Founded in 1972 and based in Acton, MA, Thoughtforms has become one of the premier custom home builders. In 2003, they were nationally recognized as Custom Home Magazine’s Custom Builder of the Year. Thoughtforms emphasizes creativity and collaboration and is committed to building quality homes that endure. We feel that their mission correlates closely with the way that we train, race, and represent the MIT Cycling Club.

The MIT Cycling Club is dedicated to the promotion and growth of cycling in the MIT community. The club consists of students, MIT affiliates, community members at large, and alumni; our mailing list currently reaches over 700 cyclists. The club also supports a competitive racing team in four cycling disciplines: mountain bike, cyclocross, road, and track racing. The racing team has consistently represented the club well at the National level. With Thoughtforms as title sponsor, the team will continue to provide a high quality experience to club members, including professional instruction, professional level training camps, and support at local and national level races.

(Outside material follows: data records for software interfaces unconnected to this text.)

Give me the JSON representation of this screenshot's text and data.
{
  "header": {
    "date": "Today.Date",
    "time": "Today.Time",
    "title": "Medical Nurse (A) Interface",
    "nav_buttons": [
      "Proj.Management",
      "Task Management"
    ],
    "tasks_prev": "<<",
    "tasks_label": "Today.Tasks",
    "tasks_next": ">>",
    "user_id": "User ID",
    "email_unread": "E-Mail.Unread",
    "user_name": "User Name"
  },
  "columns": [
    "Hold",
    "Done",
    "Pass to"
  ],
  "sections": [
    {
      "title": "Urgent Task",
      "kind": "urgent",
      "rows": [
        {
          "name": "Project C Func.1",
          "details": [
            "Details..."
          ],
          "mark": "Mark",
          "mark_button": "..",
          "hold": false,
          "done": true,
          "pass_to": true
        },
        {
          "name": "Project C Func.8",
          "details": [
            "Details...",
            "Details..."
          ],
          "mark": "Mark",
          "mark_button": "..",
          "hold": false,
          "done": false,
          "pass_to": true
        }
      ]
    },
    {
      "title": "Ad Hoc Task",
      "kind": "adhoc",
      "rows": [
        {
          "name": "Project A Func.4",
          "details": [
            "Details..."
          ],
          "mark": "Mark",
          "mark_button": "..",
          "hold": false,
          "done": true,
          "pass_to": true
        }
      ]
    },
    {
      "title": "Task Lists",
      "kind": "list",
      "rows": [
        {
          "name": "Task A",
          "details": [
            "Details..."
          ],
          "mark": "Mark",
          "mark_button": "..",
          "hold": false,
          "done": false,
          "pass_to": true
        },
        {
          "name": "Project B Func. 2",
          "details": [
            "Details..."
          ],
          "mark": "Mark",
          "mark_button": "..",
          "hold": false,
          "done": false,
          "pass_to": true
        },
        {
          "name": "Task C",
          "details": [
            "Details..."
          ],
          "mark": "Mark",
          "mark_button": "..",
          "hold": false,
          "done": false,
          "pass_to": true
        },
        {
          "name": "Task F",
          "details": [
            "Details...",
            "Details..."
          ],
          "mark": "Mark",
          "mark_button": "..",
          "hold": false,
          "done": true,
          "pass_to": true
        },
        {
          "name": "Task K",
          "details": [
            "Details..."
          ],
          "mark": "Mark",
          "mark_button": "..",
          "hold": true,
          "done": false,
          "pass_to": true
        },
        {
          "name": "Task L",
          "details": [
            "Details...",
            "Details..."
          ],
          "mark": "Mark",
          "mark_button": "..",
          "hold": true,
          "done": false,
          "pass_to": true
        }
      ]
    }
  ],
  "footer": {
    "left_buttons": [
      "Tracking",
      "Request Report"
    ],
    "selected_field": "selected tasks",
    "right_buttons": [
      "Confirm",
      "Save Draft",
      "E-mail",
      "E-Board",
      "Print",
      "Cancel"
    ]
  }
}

Thank you to Thoughtforms. We look forward to working with you during the 2015-2016 racing season.